The synagogue at which Rabbi Meir Kahane had been scheduled to speak on Tuesday night was the scene instead of a memorial service for the Jewish Defense League founder who was assassinated in New York last week.
More than 1,000 mourners jammed into the sanctuary of Congregation B'nai David-Judea on Pico Boulevard, where they cheered and applauded as speakers compared Kahane to Jewish leaders from Moses to Theodor Herzl, founder of the Zionist movement.
Although the program called for the singing of "Hatikva," the Israeli national anthem, organizers from Kach International, the fund-raising arm of Kahane's Israeli political party, said the evening would be strictly religious in nature. It opened with a recital of three Psalms instead.
"The messenger is not here any more but his message will live on," said Philip Schroit, rabbi emeritus of the synagogue, which was the only Jewish institution in Los Angeles that regularly offered Kahane a place to speak.

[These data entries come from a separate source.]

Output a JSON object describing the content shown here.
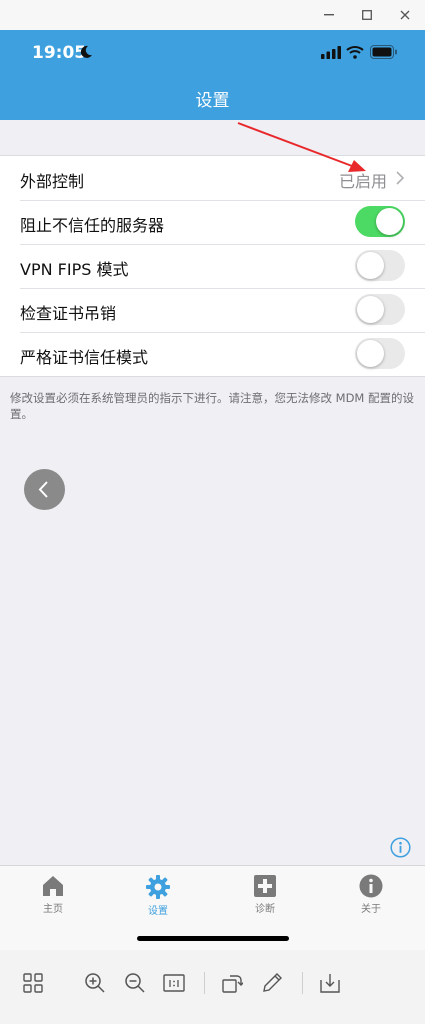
{
  "window": {
    "minimize_icon": "minimize-icon",
    "maximize_icon": "maximize-icon",
    "close_icon": "close-icon"
  },
  "status_bar": {
    "time": "19:05",
    "icons": [
      "moon-icon",
      "signal-icon",
      "wifi-icon",
      "battery-icon"
    ]
  },
  "header": {
    "title": "设置"
  },
  "settings": {
    "rows": [
      {
        "label": "外部控制",
        "value": "已启用",
        "type": "link"
      },
      {
        "label": "阻止不信任的服务器",
        "type": "toggle",
        "on": true
      },
      {
        "label": "VPN FIPS 模式",
        "type": "toggle",
        "on": false
      },
      {
        "label": "检查证书吊销",
        "type": "toggle",
        "on": false
      },
      {
        "label": "严格证书信任模式",
        "type": "toggle",
        "on": false
      }
    ],
    "footnote": "修改设置必须在系统管理员的指示下进行。请注意，您无法修改 MDM 配置的设置。"
  },
  "tabs": [
    {
      "label": "主页",
      "icon": "home-icon",
      "active": false
    },
    {
      "label": "设置",
      "icon": "gear-icon",
      "active": true
    },
    {
      "label": "诊断",
      "icon": "diagnostics-icon",
      "active": false
    },
    {
      "label": "关于",
      "icon": "info-icon",
      "active": false
    }
  ],
  "colors": {
    "header": "#3ea0de",
    "toggle_on": "#4cd964",
    "annotation_arrow": "#e8282b",
    "tab_active": "#3ea0de"
  }
}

Rabbi Pinchas Groman, president of the Rabbinical Council of California, said American authorities who declined to restore Kahane's citizenship, the Israeli parliament that barred him from running for reelection and fellow rabbis who would not give Kahane a hearing should all ask for forgiveness.
Although spokesmen for major Jewish organizations considered him to be a "fringe element," he voiced the thoughts of many individual Jews, speakers at the service said.
Three police officers were stationed outside the synagogue, but there were no incidents.